   Richard Road residents said the project would increase traffic in front of their street. They said the proposed exit for the townhouse community does not take their safety or that of the surrounding community into consideration.
   Ken Hartman of Richard Road said people visiting the mosque and going to Promenade already use that shoulder. He said that if there is more traffic going to the mosque that would increase.
   According to a memorandum on file at the Planning Department, the South Brunswick Police Traffic Safety Bureau has several concerns about the application and how it would affect traffic at the intersection of Route 522 (Promenade Boulevard) and Route 1.
   One concern is that a new entrance and exit from the mosque on Route 1 would be about 120 feet from Richard Road, and police are worried that cars would have to decelerate in front of Richard Road.
   The police memorandum also said plans about an exit from the mosque onto Promenade Boulevard weren’t clear about whether or not the exit would be exclusively for right turns in and out of the complex, or if left turns would be permitted as well.

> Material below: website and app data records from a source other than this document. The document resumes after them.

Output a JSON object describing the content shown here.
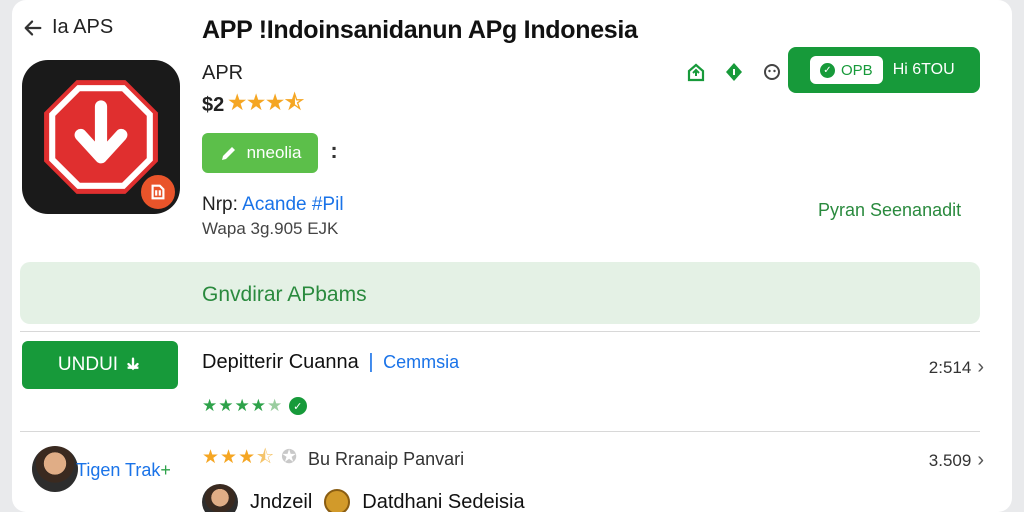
{
  "header": {
    "back_label": "Ia APS",
    "title": "APP !Indoinsanidanun APg Indonesia"
  },
  "app": {
    "developer": "APR",
    "rating_prefix": "$2",
    "install_label": "nneolia",
    "more_label": ":",
    "meta_line1_prefix": "Nrp:",
    "meta_line1_link": "Acande #Pil",
    "meta_line2": "Wapa 3g.905  EJK"
  },
  "actions": {
    "get_chip_label": "OPB",
    "get_label": "Hi 6TOU"
  },
  "side_label": "Pyran Seenanadit",
  "banner": {
    "text": "Gnvdirar APbams"
  },
  "list": {
    "download_button": "UNDUI",
    "row1": {
      "title": "Depitterir Cuanna",
      "separator": "|",
      "subtitle": "Cemmsia",
      "value": "2:514"
    },
    "row2": {
      "user": "Tigen Trak",
      "label": "Bu Rranaip Panvari",
      "value": "3.509"
    },
    "row3": {
      "name": "Jndzeil",
      "title": "Datdhani Sedeisia"
    }
  },
  "colors": {
    "accent_green": "#179a3a",
    "star_gold": "#f5a623",
    "link_blue": "#1a73e8",
    "banner_bg": "#e4f1e5"
  }
}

Police said left turns would increase dangers at the intersection.
   In the memorandum, police stated that accidents at the intersection have increased between 1998 and 2003. In 1998 four accidents were reported; in 1999 six accidents; in 2000, 13 accidents; in 2001, 10 accidents; in 2002, 32 accidents; and in 2003, 55 accidents were reported.
   In the memorandum in the plans, the police Traffic Safety Bureau said it was concerned that the shopping center was not included in the study.
   Residents were concerned that the traffic study, compiled by consultants Schoor Depalma, did not include information about a shopping center at the southeast corner of the intersection of Route 522 and Route 1.
   The police memorandum said the reverse jughandle south of the intersection of southbound Route 1 and Route 522 was not taken into account in the traffic study, which it said would change the traffic pattern of the intersection.
   Christine Kapalski, a resident of Richard Road since the mid-1970s, said she is concerned that the buffer areas would be used as active land. According to the application, some of the buffer areas separating the proposed school from Essex Drive would be used as a play area. In addition, the buffer area separating Richard Road from the proposed construction would have part of the townhouse complex on it.
   "You have to maintain those buffers," Ms. Kapalski said. "The buffer is there to be a buffer, it is not there for a house."
   Mr. Packer said the parking lot is proposed to come right up to his backyard on Essex Drive, in the buffer area.
   "They have stakes for the parking right on my property line," Mr. Packer said. "I have a trees there now, and if this is approved I will have to see the lights and cars in the parking lot."